It is interesting to note that the St Lucie Canal, C-44, between Lake Okeechobee and the St Lucie River was completed not only for transportation and trade, but for flood control of agriculture and people working south of the lake. The prosperity associated with the canal for the local people of Stuart never came and the canal ended up being a major factor in the destruction of their beloved waterways…
Well time goes on, new dreams come and go; new fortunes are made and lost. But for old times’ sake, one can stand at Sandsprit Park, and look out to Sewall’s Point remembering perhaps Stuart’s biggest dream, the lost dream, and for many, a dream well lost, the dream of the “Great Port of Stuart.”
*Thank you to my mother, Sandra Henderson Thurlow, for sharing her historic articles to make this write up possible.
The Martin County Difference” is an expression that one often hears from locals that means exactly what it says, “things are different here…”
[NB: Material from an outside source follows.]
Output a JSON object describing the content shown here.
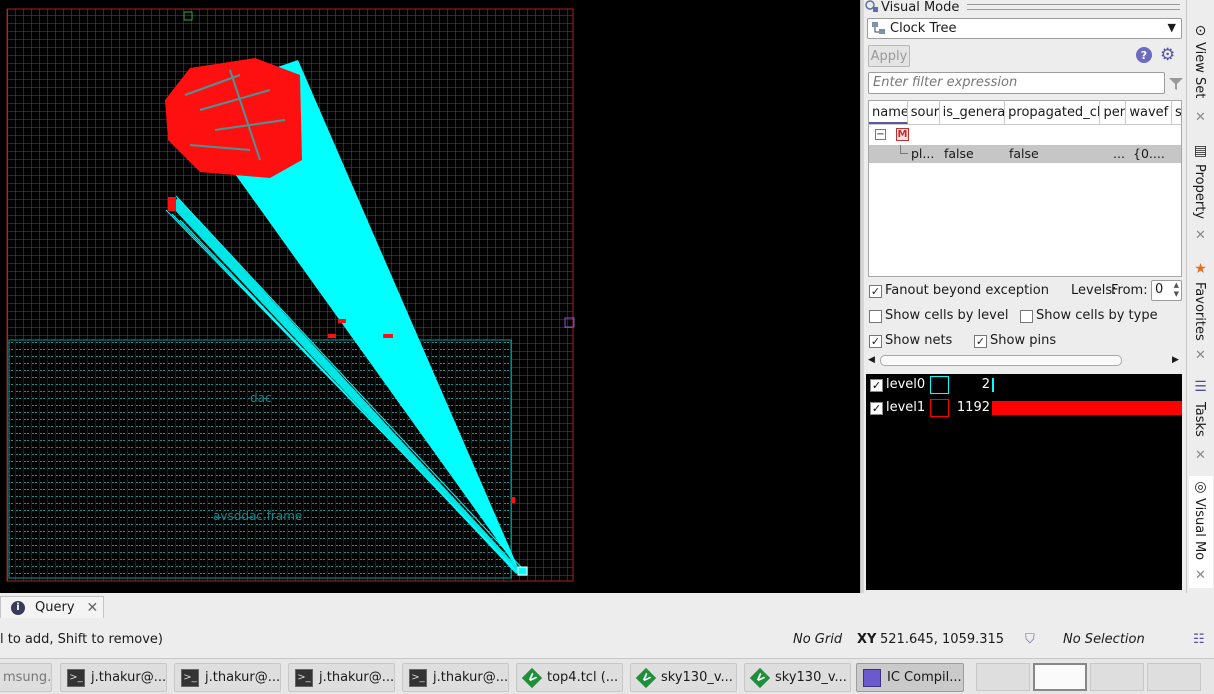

Not only are the different, they are exceptional. We have the beautiful St Lucie River and Indian River Lagoon, a four story height limit, a strong urban service boundary, great public schools, a strong fertilizer ordinance, public beaches and black bobcats…
When I was a kid growing up in Stuart, one sometimes heard stories from the kids that lived in Indiantown or Palm City about “black panthers.” And someone who had seen them would swear on their mother’s grave this to be true. Supposedly these stories had been around for many, many years coming down from parents and grandparents.
More recently in 2008, my first year on the Sewall’s Point commission, the town had at least three “normally colored” bobcats and multiple kittens. The sightings were very exciting but scared some residents who had moved here from up north so I started reading about bobcats in great detail. Eventually we had Dan Martinelli of the Treasure Coast Wildlife Center speak before the commission and things calmed down but my fascination with these beautiful creatures did not.
I talked about bobcats a lot during this time and in the course of a discussion, one of my husband’s physician friends who lived in Palm City, with great excitement told a story of seeing a black bobcat in Palm City walk across his yard. That same year one of the Guatemalan landscape workers in the town, knowing I loved animals, struggled wide eyes to tell me about the black panther he had seen walking along a fence, close to Lake Okeechobee and the St Lucie Canal, that he had seen while fishing with his son.
According to my reading there have been more reports of melanistic bobcats in Martin County than anywhere else in the country, mostly near the area of the St Lucie Canal, Lake Okeechobee and Loxahatchee.
If you want to find these reports, google “melanistic bobcats martin.” These posts are not entirely scientific but they are documented. They say there have been sightings for the past 80 years.
Although I never seen a black bobcat, popular lore says the exist, I believe it, and it’s certainly better documented than Sasquatch who many of my high school friends claimed to see too.
What an incredible place to live! The “Martin County Difference!”